WORK TO COMPLETE
Everything in the data that follows has to be repeated verbatim.

DATA EXTRACTS
________
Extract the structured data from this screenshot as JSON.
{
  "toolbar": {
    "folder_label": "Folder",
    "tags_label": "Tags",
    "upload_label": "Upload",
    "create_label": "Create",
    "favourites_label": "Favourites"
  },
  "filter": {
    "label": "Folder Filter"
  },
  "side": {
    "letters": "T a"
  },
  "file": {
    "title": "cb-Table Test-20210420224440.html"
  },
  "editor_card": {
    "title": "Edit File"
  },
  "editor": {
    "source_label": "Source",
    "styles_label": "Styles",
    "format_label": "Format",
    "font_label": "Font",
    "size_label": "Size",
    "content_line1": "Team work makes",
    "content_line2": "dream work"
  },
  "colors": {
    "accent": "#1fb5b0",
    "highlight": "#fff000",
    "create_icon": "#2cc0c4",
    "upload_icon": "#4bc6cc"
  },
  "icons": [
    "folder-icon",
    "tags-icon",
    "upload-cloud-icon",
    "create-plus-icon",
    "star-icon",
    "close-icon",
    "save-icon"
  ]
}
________
REPLY TO THE EXERCISE
Extract the structured data from this screenshot as JSON.
{
  "toolbar": {
    "folder_label": "Folder",
    "tags_label": "Tags",
    "upload_label": "Upload",
    "create_label": "Create",
    "favourites_label": "Favourites"
  },
  "filter": {
    "label": "Folder Filter"
  },
  "side": {
    "letters": "T a"
  },
  "file": {
    "title": "cb-Table Test-20210420224440.html"
  },
  "editor_card": {
    "title": "Edit File"
  },
  "editor": {
    "source_label": "Source",
    "styles_label": "Styles",
    "format_label": "Format",
    "font_label": "Font",
    "size_label": "Size",
    "content_line1": "Team work makes",
    "content_line2": "dream work"
  },
  "colors": {
    "accent": "#1fb5b0",
    "highlight": "#fff000",
    "create_icon": "#2cc0c4",
    "upload_icon": "#4bc6cc"
  },
  "icons": [
    "folder-icon",
    "tags-icon",
    "upload-cloud-icon",
    "create-plus-icon",
    "star-icon",
    "close-icon",
    "save-icon"
  ]
}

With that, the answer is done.